Evansville Bar Association

Allen County Bar Association

Indiana Lawyer on Facebook

facebook
ADVERTISEMENT
Subscribe to Indiana Lawyer
  1. All the lawyers involved in this don't add up to a hill of beans; mostly yes-men punching their tickets for future advancement. REMF types. Window dressing. Who in this mess was a real hero? the whistleblower that let the public know about the torture, whom the US sent to Jail. John Kyriakou. http://www.nytimes.com/2013/01/26/us/ex-officer-for-cia-is-sentenced-in-leak-case.html?_r=0 Now, considering that Torture is Illegal, considering that during Vietnam a soldier was court-martialed and imprisoned for waterboarding, why has the whistleblower gone to jail but none of the torturers have been held to account? It's amazing that Uncle Sam's sunk lower than Vietnam. But that's where we're at. An even more unjust and pointless war conducted in an even more bogus manner. this from npr: "On Jan. 21, 1968, The Washington Post ran a front-page photo of a U.S. soldier supervising the waterboarding of a captured North Vietnamese soldier. The caption said the technique induced "a flooding sense of suffocation and drowning, meant to make him talk." The picture led to an Army investigation and, two months later, the court martial of the soldier." Today, the US itself has become lawless.

  2. "Brain Damage" alright.... The lunatic is on the grass/ The lunatic is on the grass/ Remembering games and daisy chains and laughs/ Got to keep the loonies on the path.... The lunatic is in the hall/ The lunatics are in my hall/ The paper holds their folded faces to the floor/ And every day the paper boy brings more/ And if the dam breaks open many years too soon/ And if there is no room upon the hill/ And if your head explodes with dark forbodings too/ I'll see you on the dark side of the moon!!!

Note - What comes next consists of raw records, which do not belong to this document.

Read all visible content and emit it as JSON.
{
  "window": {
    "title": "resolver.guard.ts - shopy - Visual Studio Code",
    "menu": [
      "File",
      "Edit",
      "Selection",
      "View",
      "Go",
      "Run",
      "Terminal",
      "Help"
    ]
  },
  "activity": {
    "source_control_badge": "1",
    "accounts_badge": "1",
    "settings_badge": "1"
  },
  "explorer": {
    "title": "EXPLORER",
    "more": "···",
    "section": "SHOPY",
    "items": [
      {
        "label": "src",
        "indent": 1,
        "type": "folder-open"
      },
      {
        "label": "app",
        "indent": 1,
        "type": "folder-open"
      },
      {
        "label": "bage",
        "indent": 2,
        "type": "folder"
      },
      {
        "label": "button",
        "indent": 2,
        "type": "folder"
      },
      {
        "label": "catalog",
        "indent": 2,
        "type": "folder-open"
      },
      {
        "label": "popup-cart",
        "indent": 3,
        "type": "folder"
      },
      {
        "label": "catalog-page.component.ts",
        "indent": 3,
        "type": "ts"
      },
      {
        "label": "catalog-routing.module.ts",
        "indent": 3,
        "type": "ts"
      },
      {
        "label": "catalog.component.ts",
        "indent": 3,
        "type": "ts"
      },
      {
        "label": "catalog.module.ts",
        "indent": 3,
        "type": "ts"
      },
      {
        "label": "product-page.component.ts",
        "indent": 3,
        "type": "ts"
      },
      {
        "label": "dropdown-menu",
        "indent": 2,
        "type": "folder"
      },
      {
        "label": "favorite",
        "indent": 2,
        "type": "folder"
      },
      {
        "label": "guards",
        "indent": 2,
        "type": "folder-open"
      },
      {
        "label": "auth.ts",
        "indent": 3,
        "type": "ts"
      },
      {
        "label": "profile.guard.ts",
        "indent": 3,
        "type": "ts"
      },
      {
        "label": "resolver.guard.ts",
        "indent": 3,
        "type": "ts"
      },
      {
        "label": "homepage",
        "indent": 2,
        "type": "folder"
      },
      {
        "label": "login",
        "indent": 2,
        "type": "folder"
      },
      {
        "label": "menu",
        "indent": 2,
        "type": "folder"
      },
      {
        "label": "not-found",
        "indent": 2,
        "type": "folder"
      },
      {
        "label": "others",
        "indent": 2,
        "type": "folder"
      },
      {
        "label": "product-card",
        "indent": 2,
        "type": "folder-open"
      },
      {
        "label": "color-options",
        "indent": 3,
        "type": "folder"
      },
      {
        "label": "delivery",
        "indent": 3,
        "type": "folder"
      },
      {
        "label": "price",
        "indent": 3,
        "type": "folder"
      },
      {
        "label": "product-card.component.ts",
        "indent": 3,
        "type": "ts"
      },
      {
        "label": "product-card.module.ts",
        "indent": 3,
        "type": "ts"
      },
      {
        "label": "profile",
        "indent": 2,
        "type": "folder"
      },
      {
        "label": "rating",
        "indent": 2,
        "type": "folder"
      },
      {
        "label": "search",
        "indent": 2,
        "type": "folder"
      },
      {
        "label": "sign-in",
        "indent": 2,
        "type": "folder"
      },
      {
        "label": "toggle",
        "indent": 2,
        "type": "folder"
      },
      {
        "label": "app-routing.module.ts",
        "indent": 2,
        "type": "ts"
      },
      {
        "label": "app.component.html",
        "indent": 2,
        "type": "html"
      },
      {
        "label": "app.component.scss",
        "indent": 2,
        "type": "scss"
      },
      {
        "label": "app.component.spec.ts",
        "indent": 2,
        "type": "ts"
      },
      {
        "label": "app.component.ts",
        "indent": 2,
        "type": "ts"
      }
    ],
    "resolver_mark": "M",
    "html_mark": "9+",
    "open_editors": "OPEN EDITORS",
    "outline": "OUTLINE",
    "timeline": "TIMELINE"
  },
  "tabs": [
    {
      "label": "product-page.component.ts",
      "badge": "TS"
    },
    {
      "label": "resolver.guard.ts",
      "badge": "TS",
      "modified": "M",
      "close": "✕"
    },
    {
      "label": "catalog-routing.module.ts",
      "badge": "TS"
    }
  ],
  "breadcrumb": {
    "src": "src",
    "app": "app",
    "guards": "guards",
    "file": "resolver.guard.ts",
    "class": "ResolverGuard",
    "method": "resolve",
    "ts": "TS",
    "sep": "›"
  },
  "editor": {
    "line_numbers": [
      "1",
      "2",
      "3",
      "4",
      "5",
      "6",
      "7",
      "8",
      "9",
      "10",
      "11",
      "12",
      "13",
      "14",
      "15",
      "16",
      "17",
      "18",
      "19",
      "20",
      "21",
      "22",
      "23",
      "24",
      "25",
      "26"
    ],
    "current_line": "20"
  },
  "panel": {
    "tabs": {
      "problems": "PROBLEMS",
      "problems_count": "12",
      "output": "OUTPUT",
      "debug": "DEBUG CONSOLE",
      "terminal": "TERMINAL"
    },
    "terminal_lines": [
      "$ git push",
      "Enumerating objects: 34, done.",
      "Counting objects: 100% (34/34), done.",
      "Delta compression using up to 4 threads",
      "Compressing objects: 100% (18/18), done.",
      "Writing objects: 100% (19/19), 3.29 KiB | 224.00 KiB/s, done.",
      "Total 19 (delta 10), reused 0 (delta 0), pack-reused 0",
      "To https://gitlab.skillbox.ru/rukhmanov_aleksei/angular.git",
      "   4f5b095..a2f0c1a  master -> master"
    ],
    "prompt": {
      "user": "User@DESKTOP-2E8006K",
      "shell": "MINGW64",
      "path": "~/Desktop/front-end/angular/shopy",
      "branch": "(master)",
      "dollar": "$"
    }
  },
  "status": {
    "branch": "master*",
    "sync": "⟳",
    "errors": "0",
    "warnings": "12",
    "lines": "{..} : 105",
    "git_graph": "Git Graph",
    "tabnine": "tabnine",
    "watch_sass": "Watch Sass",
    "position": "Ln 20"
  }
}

  3. It is amazing how selectively courts can read cases and how two very similar factpatterns can result in quite different renderings. I cited this very same argument in Brown v. Bowman, lost. I guess it is panel, panel, panel when one is on appeal. Sad thing is, I had Sykes. Same argument, she went the opposite. Her Rooker-Feldman jurisprudence is now decidedly unintelligible.

  4. November, 2014, I was charged with OWI/Endangering a person. I was not given a Breathalyzer test and the arresting officer did not believe that alcohol was in any way involved. I was self-overmedicated with prescription medications. I was taken to local hospital for blood draw to be sent to State Tox Lab. My attorney gave me a cookie-cutter plea which amounts to an ALCOHOL-related charge. Totally unacceptable!! HOW can I get my TOX report from the state lab???

  5. My mother got temporary guardianship of my children in 2012. my husband and I got divorced 2015 the judge ordered me to have full custody of all my children. Does this mean the temporary guardianship is over? I'm confused because my divorce papers say I have custody and he gets visits and i get to claim the kids every year on my taxes. So just wondered since I have in black and white that I have custody if I can go get my kids from my moms and not go to jail?

ADVERTISEMENT